It has been a little over two days since I went to go see the US Men’s National Soccer Team play Chile in the first friendly of the year. My voice is still rasp from a combination of non-stop cheering and Los Angeles smog, but the chants and memories are still vivid in my head. As I was reading through a blog post from Matt Biggerstaff (aka Biggy) from Constantly Offside, I can’t help but reminisce how this all started and how far we have come.
Around four years ago, a group of friends (myself included) embarked on a journey that would change our lives and loyalty to our country forever. There were four of us, pumped up from the summer after seeing the Men’s National Team play China in a friendly in San Jose, CA. I remember the game vividly, the four hour drive down to The Home Depot Center in Carson from San Luis Obispo, the peer pressure of painting my face red, white and blue, and the energy from the stadium as we ran from the parking lot to the stadium; it was unreal. I remember all 4 of us cheering our hearts out in the midst of the opposing fans and US “fans” who were telling us to sit down. After the US won their game, I realized that we were a part of something much bigger, it wasn’t just a soccer game, it was a movement.
Fast forward four years later to January 22, 2011; our crew has grown from four to more than 30 of us traveling from all over California to unite for just a few hours in the name of soccer and the United States of America. Some would deem this game against Chile as “not worth” watching. No players from the World Cup team were on the roster for the game against Chile, as a matter of fact, most of the players have never seen play at the international level, with seven players earning their first caps.
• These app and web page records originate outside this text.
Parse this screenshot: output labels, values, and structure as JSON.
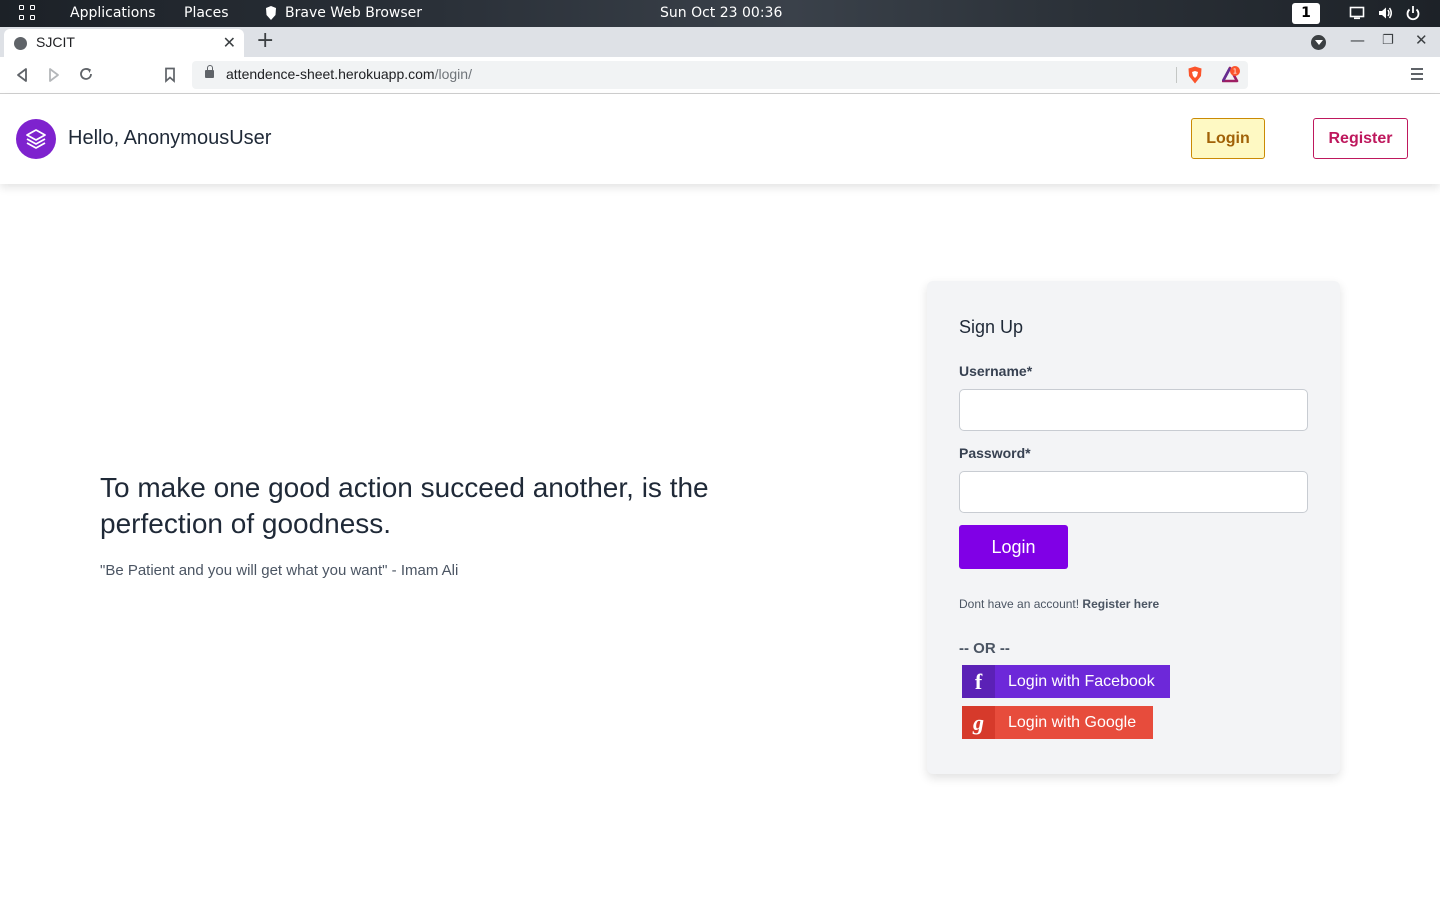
{
  "os_bar": {
    "applications": "Applications",
    "places": "Places",
    "active_app": "Brave Web Browser",
    "clock": "Sun Oct 23  00:36",
    "workspace": "1"
  },
  "browser": {
    "tab_title": "SJCIT",
    "url_host": "attendence-sheet.herokuapp.com",
    "url_path": "/login/",
    "rewards_badge": "1"
  },
  "header": {
    "greeting": "Hello, AnonymousUser",
    "login_label": "Login",
    "register_label": "Register"
  },
  "hero": {
    "quote": "To make one good action succeed another, is the perfection of goodness.",
    "subquote": "\"Be Patient and you will get what you want\" - Imam Ali"
  },
  "form": {
    "title": "Sign Up",
    "username_label": "Username*",
    "username_value": "",
    "password_label": "Password*",
    "password_value": "",
    "submit_label": "Login",
    "no_account_text": "Dont have an account! ",
    "register_link": "Register here",
    "or_text": "-- OR --",
    "facebook_label": "Login with Facebook",
    "google_label": "Login with Google"
  },
  "colors": {
    "primary": "#8000e6",
    "facebook": "#6d28d9",
    "google": "#e74c3c",
    "login_bg": "#fef9c3",
    "register_border": "#be185d"
  }
}
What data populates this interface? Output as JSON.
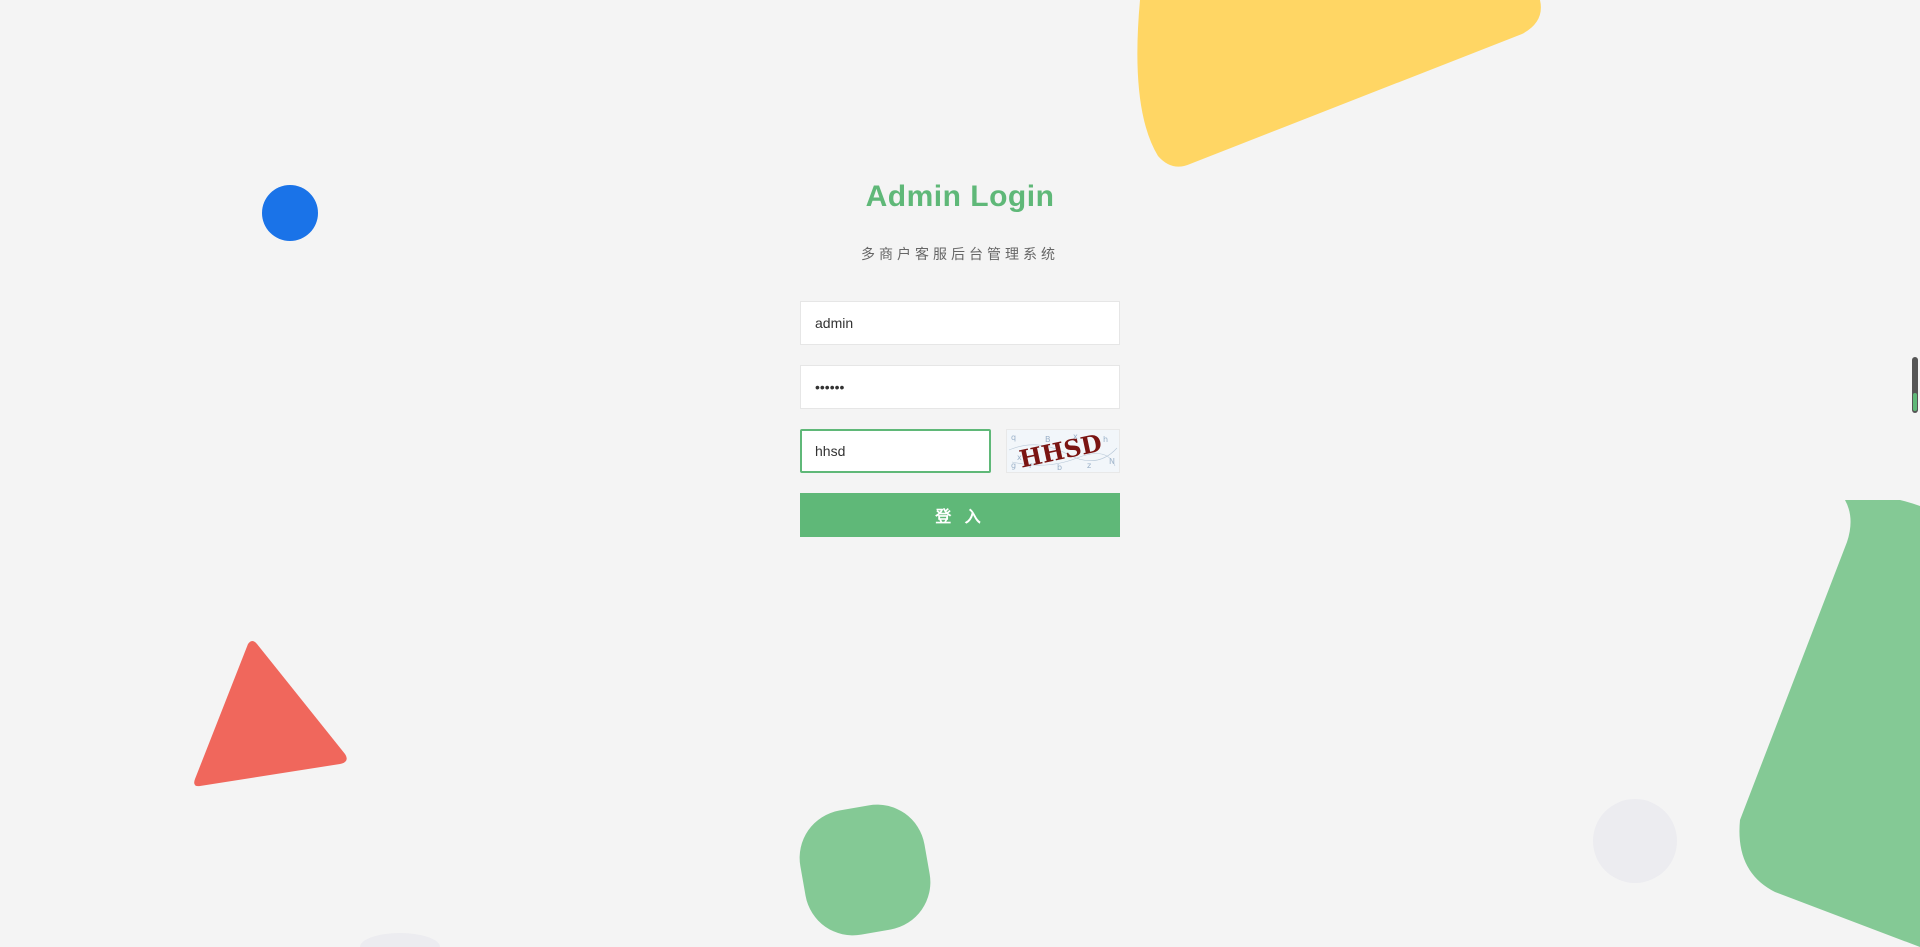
{
  "login": {
    "title": "Admin Login",
    "subtitle": "多商户客服后台管理系统",
    "username_value": "admin",
    "password_value": "••••••",
    "captcha_value": "hhsd",
    "captcha_image_text": "HHSD",
    "submit_label": "登 入"
  },
  "theme": {
    "accent": "#5fb878",
    "background": "#f4f4f4",
    "shape_yellow": "#ffd664",
    "shape_green": "#84c995",
    "shape_red": "#f0675c",
    "shape_blue": "#1a73e8"
  },
  "scroll_indicator": {
    "fill_fraction": 0.35
  }
}
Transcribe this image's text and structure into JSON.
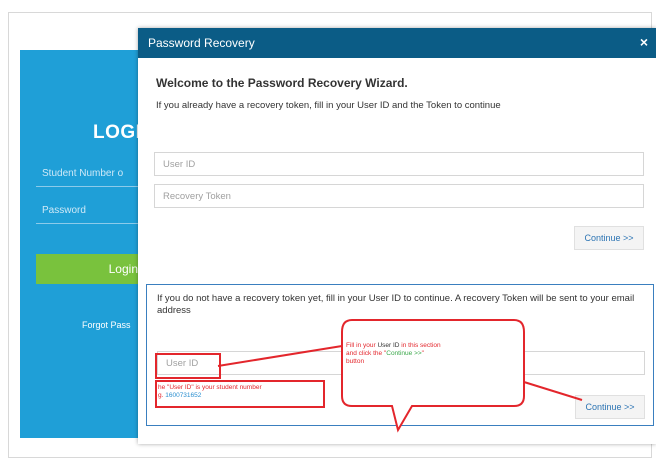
{
  "login": {
    "title": "LOGI",
    "username_placeholder": "Student Number o",
    "password_placeholder": "Password",
    "login_button": "Login",
    "forgot_link": "Forgot Pass"
  },
  "modal": {
    "title": "Password Recovery",
    "close_label": "×",
    "welcome": "Welcome to the Password Recovery Wizard.",
    "intro": "If you already have a recovery token, fill in your User ID and the Token to continue",
    "user_id_placeholder": "User ID",
    "token_placeholder": "Recovery Token",
    "continue_label": "Continue >>",
    "section2": {
      "text": "If you do not have a recovery token yet, fill in your User ID to continue. A recovery Token will be sent to your email address",
      "user_id_placeholder": "User ID",
      "continue_label": "Continue >>"
    }
  },
  "annotations": {
    "callout_line1_a": "Fill in your ",
    "callout_line1_b": "User ID",
    "callout_line1_c": " in this section",
    "callout_line2_a": "and click the \"",
    "callout_line2_b": "Continue >>",
    "callout_line2_c": "\"",
    "callout_line3": "button",
    "note_line1": "he \"User ID\" is your student number",
    "note_line2_a": "g. ",
    "note_line2_b": "1600731652"
  },
  "colors": {
    "header": "#0b5c86",
    "login_card": "#1f9fd7",
    "login_button": "#79c23d",
    "annotation": "#e3262c"
  }
}
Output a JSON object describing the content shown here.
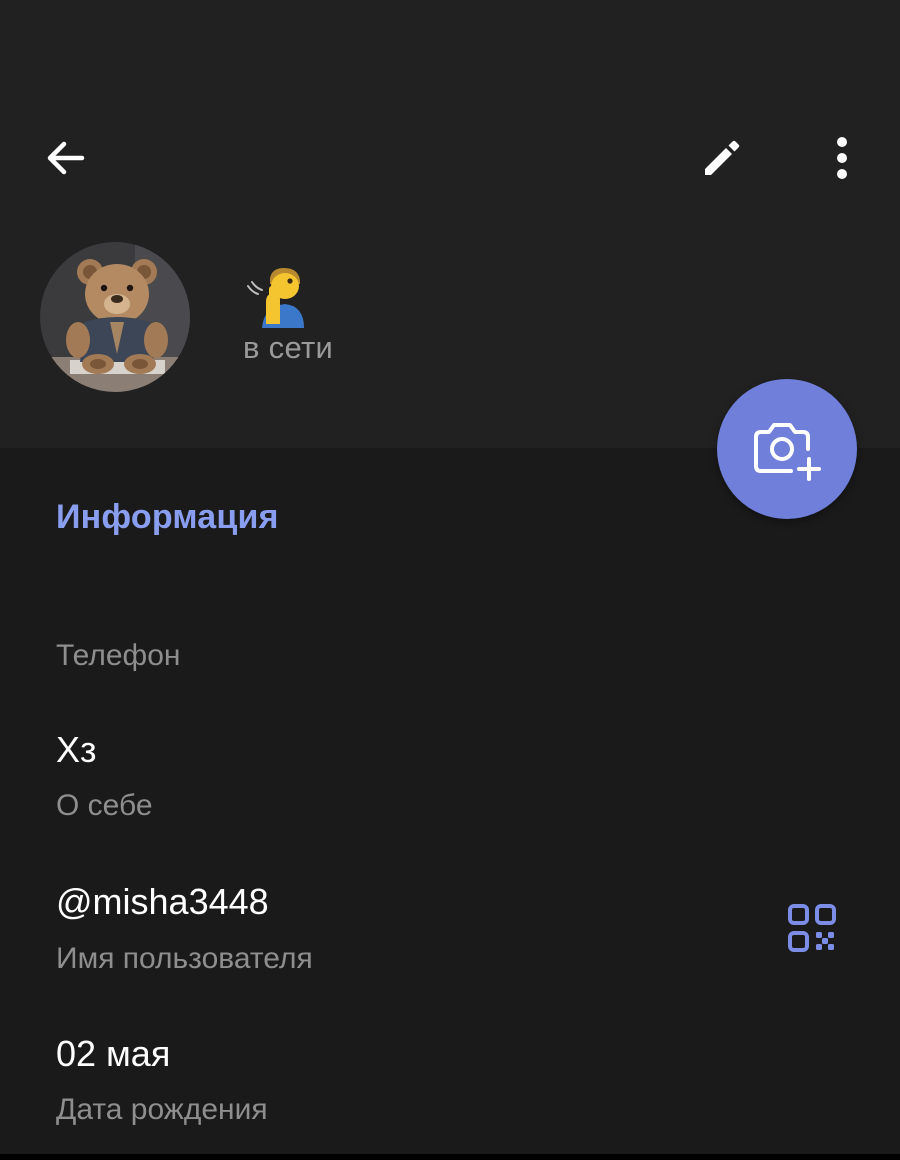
{
  "header": {
    "status": "в сети"
  },
  "info": {
    "section_title": "Информация",
    "rows": [
      {
        "value": "",
        "label": "Телефон"
      },
      {
        "value": "Хз",
        "label": "О себе"
      },
      {
        "value": "@misha3448",
        "label": "Имя пользователя"
      },
      {
        "value": "02 мая",
        "label": "Дата рождения"
      }
    ]
  },
  "icons": {
    "back": "arrow-left-icon",
    "edit": "pencil-icon",
    "more": "more-vertical-icon",
    "set_photo": "camera-add-icon",
    "qr": "qr-code-icon",
    "name_emoji": "shushing-person-emoji"
  },
  "colors": {
    "accent": "#6f7fda",
    "accent_text": "#8a9ef0",
    "header_bg": "#212121",
    "content_bg": "#1a1a1a"
  }
}
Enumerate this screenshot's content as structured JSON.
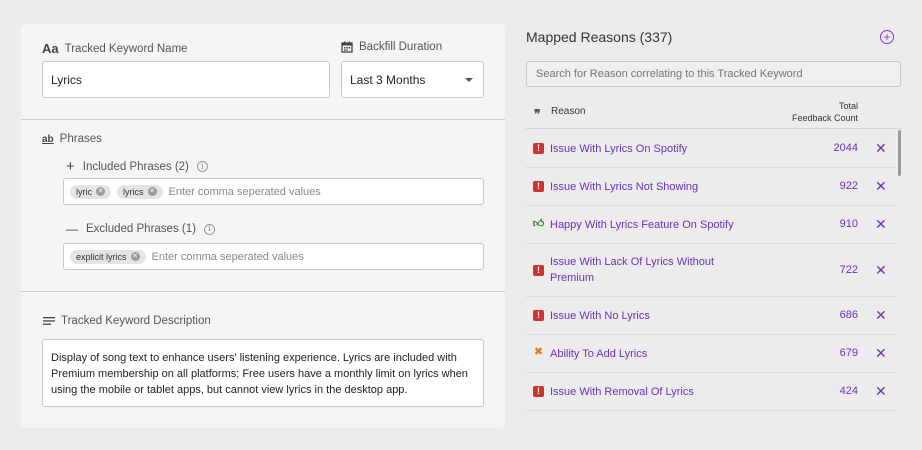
{
  "left": {
    "keyword_name": {
      "label": "Tracked Keyword Name",
      "icon_text": "Aa",
      "value": "Lyrics"
    },
    "backfill": {
      "label": "Backfill Duration",
      "value": "Last 3 Months"
    },
    "phrases": {
      "label": "Phrases",
      "icon_text": "ab",
      "included": {
        "label": "Included Phrases (2)",
        "sign": "+",
        "tags": [
          "lyric",
          "lyrics"
        ],
        "placeholder": "Enter comma seperated values"
      },
      "excluded": {
        "label": "Excluded Phrases (1)",
        "sign": "—",
        "tags": [
          "explicit lyrics"
        ],
        "placeholder": "Enter comma seperated values"
      }
    },
    "description": {
      "label": "Tracked Keyword Description",
      "value": "Display of song text to enhance users' listening experience. Lyrics are included with Premium membership on all platforms; Free users have a monthly limit on lyrics when using the mobile or tablet apps, but cannot view lyrics in the desktop app."
    }
  },
  "right": {
    "title": "Mapped Reasons (337)",
    "search_placeholder": "Search for Reason correlating to this Tracked Keyword",
    "columns": {
      "quote": "❞",
      "reason": "Reason",
      "count_line1": "Total",
      "count_line2": "Feedback Count"
    },
    "rows": [
      {
        "icon": "issue-icon",
        "type": "issue",
        "text": "Issue With Lyrics On Spotify",
        "count": "2044"
      },
      {
        "icon": "issue-icon",
        "type": "issue",
        "text": "Issue With Lyrics Not Showing",
        "count": "922"
      },
      {
        "icon": "thumbs-up-icon",
        "type": "happy",
        "text": "Happy With Lyrics Feature On Spotify",
        "count": "910"
      },
      {
        "icon": "issue-icon",
        "type": "issue",
        "text": "Issue With Lack Of Lyrics Without Premium",
        "count": "722"
      },
      {
        "icon": "issue-icon",
        "type": "issue",
        "text": "Issue With No Lyrics",
        "count": "686"
      },
      {
        "icon": "tools-icon",
        "type": "ability",
        "text": "Ability To Add Lyrics",
        "count": "679"
      },
      {
        "icon": "issue-icon",
        "type": "issue",
        "text": "Issue With Removal Of Lyrics",
        "count": "424"
      }
    ]
  },
  "colors": {
    "accent": "#6a31b8",
    "issue": "#d0332d",
    "happy": "#2e7d32",
    "ability": "#e0781a"
  }
}
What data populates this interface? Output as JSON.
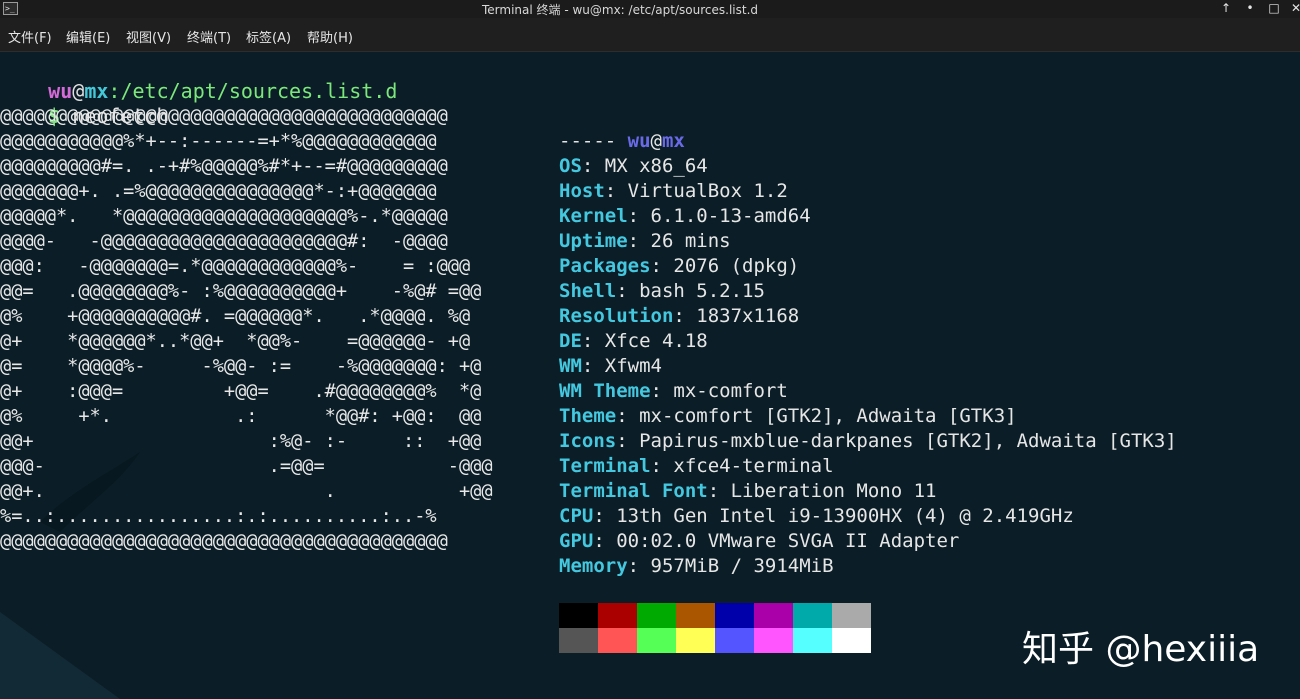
{
  "window": {
    "title": "Terminal 终端 - wu@mx: /etc/apt/sources.list.d",
    "app_icon": ">_",
    "buttons": {
      "up": "↑",
      "minimize": "•",
      "maximize": "□",
      "close": "✕"
    }
  },
  "menubar": [
    {
      "label": "文件(F)"
    },
    {
      "label": "编辑(E)"
    },
    {
      "label": "视图(V)"
    },
    {
      "label": "终端(T)"
    },
    {
      "label": "标签(A)"
    },
    {
      "label": "帮助(H)"
    }
  ],
  "prompt_line": {
    "user": "wu",
    "at": "@",
    "host": "mx",
    "path": ":/etc/apt/sources.list.d"
  },
  "command_line": {
    "prompt": "$",
    "command": " neofetch"
  },
  "ascii_art": [
    "@@@@@@@@@@@@@@@@@@@@@@@@@@@@@@@@@@@@@@@@",
    "@@@@@@@@@@@%*+--:------=+*%@@@@@@@@@@@@",
    "@@@@@@@@@#=. .-+#%@@@@@%#*+--=#@@@@@@@@@",
    "@@@@@@@+. .=%@@@@@@@@@@@@@@@*-:+@@@@@@@",
    "@@@@@*.   *@@@@@@@@@@@@@@@@@@@@%-.*@@@@@",
    "@@@@-   -@@@@@@@@@@@@@@@@@@@@@@#:  -@@@@",
    "@@@:   -@@@@@@@=.*@@@@@@@@@@@@%-    = :@@@",
    "@@=   .@@@@@@@@%- :%@@@@@@@@@@+    -%@# =@@",
    "@%    +@@@@@@@@@@#. =@@@@@@*.   .*@@@@. %@",
    "@+    *@@@@@@*..*@@+  *@@%-    =@@@@@@- +@",
    "@=    *@@@@%-     -%@@- :=    -%@@@@@@@: +@",
    "@+    :@@@=         +@@=    .#@@@@@@@@%  *@",
    "@%     +*.           .:      *@@#: +@@:  @@",
    "@@+                     :%@- :-     ::  +@@",
    "@@@-                    .=@@=           -@@@",
    "@@+.                         .           +@@",
    "%=..:................:.:..........:..-%",
    "@@@@@@@@@@@@@@@@@@@@@@@@@@@@@@@@@@@@@@@@"
  ],
  "neofetch": {
    "user": "wu",
    "at": "@",
    "host": "mx",
    "separator": "-----",
    "fields": [
      {
        "key": "OS",
        "value": ": MX x86_64"
      },
      {
        "key": "Host",
        "value": ": VirtualBox 1.2"
      },
      {
        "key": "Kernel",
        "value": ": 6.1.0-13-amd64"
      },
      {
        "key": "Uptime",
        "value": ": 26 mins"
      },
      {
        "key": "Packages",
        "value": ": 2076 (dpkg)"
      },
      {
        "key": "Shell",
        "value": ": bash 5.2.15"
      },
      {
        "key": "Resolution",
        "value": ": 1837x1168"
      },
      {
        "key": "DE",
        "value": ": Xfce 4.18"
      },
      {
        "key": "WM",
        "value": ": Xfwm4"
      },
      {
        "key": "WM Theme",
        "value": ": mx-comfort"
      },
      {
        "key": "Theme",
        "value": ": mx-comfort [GTK2], Adwaita [GTK3]"
      },
      {
        "key": "Icons",
        "value": ": Papirus-mxblue-darkpanes [GTK2], Adwaita [GTK3]"
      },
      {
        "key": "Terminal",
        "value": ": xfce4-terminal"
      },
      {
        "key": "Terminal Font",
        "value": ": Liberation Mono 11"
      },
      {
        "key": "CPU",
        "value": ": 13th Gen Intel i9-13900HX (4) @ 2.419GHz"
      },
      {
        "key": "GPU",
        "value": ": 00:02.0 VMware SVGA II Adapter"
      },
      {
        "key": "Memory",
        "value": ": 957MiB / 3914MiB"
      }
    ]
  },
  "palette": {
    "normal": [
      "#000000",
      "#aa0000",
      "#00aa00",
      "#aa5500",
      "#0000aa",
      "#aa00aa",
      "#00aaaa",
      "#aaaaaa"
    ],
    "bright": [
      "#555555",
      "#ff5555",
      "#55ff55",
      "#ffff55",
      "#5555ff",
      "#ff55ff",
      "#55ffff",
      "#ffffff"
    ]
  },
  "watermark": "知乎 @hexiiia"
}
It’s like going out of your way to watch the Laker’s D-league team play; it’s just not worth it. But to us, it was more than a soccer game, it is a movement and a way of life. And it’s not just 30 of us that are a part of this revolution, we are a part of something larger and unified. In attendance were over 18,000 fans, and hundreds packed out The American Outlaws (The US National Team Supporter Club) section. People from all over country (yes, the country) came in to see the US “D-League” team play. The energy was off the charts and I never thought I could hug so many strangers when Teal Bunbury scored the equalizer goal on a penalty kick. You see, it’s more than just showing up to see your favorite player play, like you fickle Laker fans who don’t know a thing about basketball and have named your kid, dog and car after Kobe Bryant. It’s about supporting the team as a whole, each other and this country.
It’s amazing to think back and see how one game impacted our lives. For the game against Chile, it was a first live game for some of our friends, and when they smiled and said that this definitely won’t be their last, they didn’t need to explain, I understood completely. So for you all who think soccer is dead in the US, think again.
The revolution has just begun.